** Opening INPUT FOR THIS TASK block **

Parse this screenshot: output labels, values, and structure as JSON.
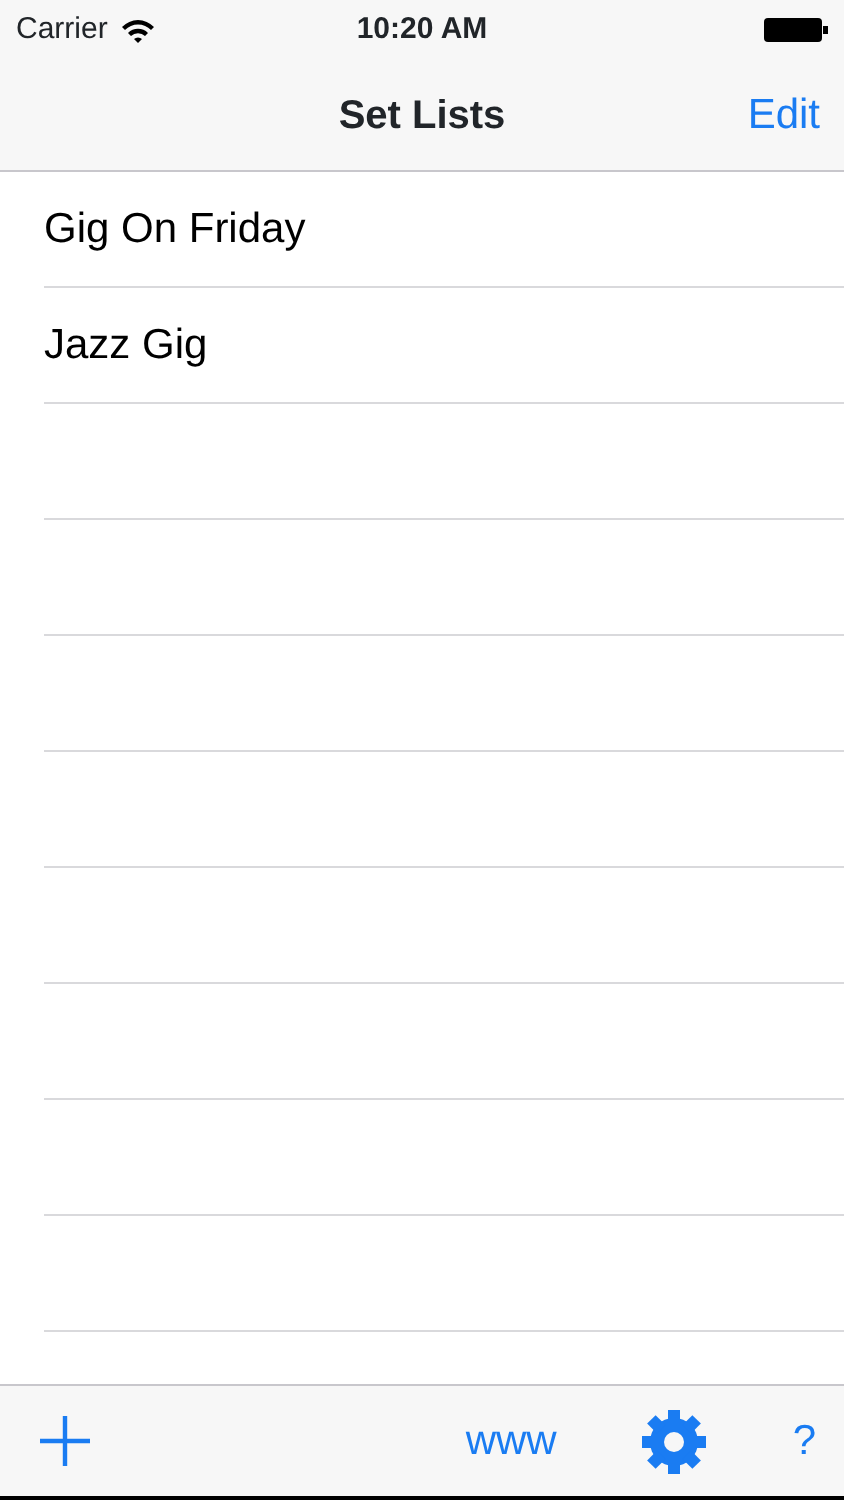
{
  "status_bar": {
    "carrier": "Carrier",
    "time": "10:20 AM"
  },
  "nav_bar": {
    "title": "Set Lists",
    "edit_button": "Edit"
  },
  "set_lists": [
    {
      "name": "Gig On Friday"
    },
    {
      "name": "Jazz Gig"
    }
  ],
  "toolbar": {
    "www_button": "www",
    "help_button": "?"
  }
}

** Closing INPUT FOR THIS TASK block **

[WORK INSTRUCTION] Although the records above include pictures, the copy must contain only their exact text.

[TASK ANSWER]
Parse this screenshot: output labels, values, and structure as JSON.
{
  "status_bar": {
    "carrier": "Carrier",
    "time": "10:20 AM"
  },
  "nav_bar": {
    "title": "Set Lists",
    "edit_button": "Edit"
  },
  "set_lists": [
    {
      "name": "Gig On Friday"
    },
    {
      "name": "Jazz Gig"
    }
  ],
  "toolbar": {
    "www_button": "www",
    "help_button": "?"
  }
}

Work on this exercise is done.